Records shown ▸
== Segment start ==
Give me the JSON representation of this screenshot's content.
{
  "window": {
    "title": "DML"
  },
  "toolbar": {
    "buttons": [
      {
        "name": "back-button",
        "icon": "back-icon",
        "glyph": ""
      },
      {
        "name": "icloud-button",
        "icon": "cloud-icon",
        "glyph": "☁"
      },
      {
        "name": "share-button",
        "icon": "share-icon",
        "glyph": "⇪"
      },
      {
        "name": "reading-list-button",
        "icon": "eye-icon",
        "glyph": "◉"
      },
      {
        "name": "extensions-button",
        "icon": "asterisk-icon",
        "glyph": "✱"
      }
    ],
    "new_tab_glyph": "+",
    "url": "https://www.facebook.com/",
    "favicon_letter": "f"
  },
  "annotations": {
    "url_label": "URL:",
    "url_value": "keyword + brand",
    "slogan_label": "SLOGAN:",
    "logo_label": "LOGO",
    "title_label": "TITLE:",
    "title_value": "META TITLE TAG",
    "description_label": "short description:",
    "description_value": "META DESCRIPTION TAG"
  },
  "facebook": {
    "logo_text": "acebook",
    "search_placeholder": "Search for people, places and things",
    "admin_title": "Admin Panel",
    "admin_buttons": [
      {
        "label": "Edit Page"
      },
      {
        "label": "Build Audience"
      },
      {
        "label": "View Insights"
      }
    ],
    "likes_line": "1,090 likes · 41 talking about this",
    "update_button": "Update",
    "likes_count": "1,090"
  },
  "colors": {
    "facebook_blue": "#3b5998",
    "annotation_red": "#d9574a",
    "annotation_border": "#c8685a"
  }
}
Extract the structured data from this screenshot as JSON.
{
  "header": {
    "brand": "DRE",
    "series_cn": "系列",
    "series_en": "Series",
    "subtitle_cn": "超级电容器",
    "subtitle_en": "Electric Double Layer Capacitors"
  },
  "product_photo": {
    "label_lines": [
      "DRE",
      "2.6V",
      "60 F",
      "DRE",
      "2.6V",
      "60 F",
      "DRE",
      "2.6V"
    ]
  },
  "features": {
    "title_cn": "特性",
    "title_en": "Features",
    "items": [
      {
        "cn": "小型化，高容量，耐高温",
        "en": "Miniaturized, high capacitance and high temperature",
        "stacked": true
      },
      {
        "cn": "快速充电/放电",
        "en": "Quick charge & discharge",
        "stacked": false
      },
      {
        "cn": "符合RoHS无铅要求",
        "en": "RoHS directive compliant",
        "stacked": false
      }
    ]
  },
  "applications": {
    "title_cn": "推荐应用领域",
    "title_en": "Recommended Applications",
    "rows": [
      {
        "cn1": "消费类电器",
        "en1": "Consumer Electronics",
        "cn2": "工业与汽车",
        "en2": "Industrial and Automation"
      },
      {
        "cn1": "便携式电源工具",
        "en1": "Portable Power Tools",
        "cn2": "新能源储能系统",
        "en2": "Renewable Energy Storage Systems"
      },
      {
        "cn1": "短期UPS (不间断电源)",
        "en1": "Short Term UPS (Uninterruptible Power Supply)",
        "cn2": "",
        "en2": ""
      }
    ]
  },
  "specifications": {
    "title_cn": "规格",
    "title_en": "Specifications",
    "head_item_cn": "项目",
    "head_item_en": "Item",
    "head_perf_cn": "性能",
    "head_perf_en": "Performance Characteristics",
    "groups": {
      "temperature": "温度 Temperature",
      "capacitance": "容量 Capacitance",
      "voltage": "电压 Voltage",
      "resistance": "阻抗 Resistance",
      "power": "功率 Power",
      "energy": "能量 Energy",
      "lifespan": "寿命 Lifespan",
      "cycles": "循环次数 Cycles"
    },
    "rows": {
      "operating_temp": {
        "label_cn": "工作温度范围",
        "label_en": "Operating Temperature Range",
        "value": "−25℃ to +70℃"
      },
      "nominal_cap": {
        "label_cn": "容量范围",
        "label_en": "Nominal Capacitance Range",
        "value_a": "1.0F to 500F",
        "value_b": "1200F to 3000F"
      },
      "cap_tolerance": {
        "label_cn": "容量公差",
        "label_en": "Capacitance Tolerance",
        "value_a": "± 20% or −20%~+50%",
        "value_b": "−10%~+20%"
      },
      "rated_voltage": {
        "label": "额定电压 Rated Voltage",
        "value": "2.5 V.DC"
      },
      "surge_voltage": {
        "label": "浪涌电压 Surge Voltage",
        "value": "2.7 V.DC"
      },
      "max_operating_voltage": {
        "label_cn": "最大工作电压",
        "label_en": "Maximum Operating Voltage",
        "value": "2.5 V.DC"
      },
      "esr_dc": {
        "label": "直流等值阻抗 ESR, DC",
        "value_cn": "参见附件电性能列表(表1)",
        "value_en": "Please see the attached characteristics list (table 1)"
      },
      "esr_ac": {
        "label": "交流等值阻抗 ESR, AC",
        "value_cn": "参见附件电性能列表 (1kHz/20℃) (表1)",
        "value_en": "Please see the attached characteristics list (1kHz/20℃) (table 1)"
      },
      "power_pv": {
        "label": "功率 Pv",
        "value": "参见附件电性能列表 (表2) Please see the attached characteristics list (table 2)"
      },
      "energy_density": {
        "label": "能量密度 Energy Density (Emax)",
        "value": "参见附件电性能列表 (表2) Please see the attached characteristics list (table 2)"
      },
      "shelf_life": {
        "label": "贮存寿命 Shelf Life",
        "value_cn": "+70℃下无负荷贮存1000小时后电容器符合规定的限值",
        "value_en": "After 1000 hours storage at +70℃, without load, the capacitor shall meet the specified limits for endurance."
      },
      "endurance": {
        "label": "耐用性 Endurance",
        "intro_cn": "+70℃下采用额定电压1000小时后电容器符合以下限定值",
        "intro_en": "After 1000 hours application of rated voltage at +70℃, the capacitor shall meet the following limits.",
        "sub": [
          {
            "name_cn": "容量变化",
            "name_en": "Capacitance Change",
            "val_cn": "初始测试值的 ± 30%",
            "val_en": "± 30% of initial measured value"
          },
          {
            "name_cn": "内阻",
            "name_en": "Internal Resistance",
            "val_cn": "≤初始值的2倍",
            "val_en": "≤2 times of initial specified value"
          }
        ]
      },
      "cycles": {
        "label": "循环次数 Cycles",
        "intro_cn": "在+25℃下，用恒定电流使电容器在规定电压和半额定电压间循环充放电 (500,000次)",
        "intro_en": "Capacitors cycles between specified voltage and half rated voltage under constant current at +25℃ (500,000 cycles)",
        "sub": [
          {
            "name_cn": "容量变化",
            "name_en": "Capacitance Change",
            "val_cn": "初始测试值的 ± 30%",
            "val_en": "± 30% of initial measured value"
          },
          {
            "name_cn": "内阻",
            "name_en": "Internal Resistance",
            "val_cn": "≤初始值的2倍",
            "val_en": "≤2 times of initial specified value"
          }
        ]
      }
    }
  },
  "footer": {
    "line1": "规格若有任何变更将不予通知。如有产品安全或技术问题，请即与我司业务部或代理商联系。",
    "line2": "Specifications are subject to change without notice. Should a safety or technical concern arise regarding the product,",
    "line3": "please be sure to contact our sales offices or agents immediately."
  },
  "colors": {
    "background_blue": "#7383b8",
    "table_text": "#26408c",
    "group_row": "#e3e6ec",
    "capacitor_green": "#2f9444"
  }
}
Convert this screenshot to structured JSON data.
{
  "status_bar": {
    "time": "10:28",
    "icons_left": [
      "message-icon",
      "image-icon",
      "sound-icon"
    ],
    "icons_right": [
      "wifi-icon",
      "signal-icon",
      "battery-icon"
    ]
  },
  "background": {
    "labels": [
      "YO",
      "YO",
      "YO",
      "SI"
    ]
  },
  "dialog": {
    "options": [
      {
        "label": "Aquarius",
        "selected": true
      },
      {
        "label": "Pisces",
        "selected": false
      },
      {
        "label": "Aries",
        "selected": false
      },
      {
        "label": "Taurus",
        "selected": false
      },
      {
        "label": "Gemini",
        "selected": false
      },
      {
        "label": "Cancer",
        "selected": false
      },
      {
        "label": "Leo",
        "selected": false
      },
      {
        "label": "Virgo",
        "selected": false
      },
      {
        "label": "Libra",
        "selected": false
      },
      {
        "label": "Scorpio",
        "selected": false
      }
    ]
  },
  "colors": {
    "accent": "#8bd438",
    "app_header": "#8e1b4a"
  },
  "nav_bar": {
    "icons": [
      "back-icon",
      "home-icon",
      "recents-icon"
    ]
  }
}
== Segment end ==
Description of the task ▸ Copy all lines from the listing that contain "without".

Solution to the exercise ▸
        "value_en": "After 1000 hours storage at +70℃, without load, the capacitor shall meet the specified limits for endurance."
    "line2": "Specifications are subject to change without notice. Should a safety or technical concern arise regarding the product,",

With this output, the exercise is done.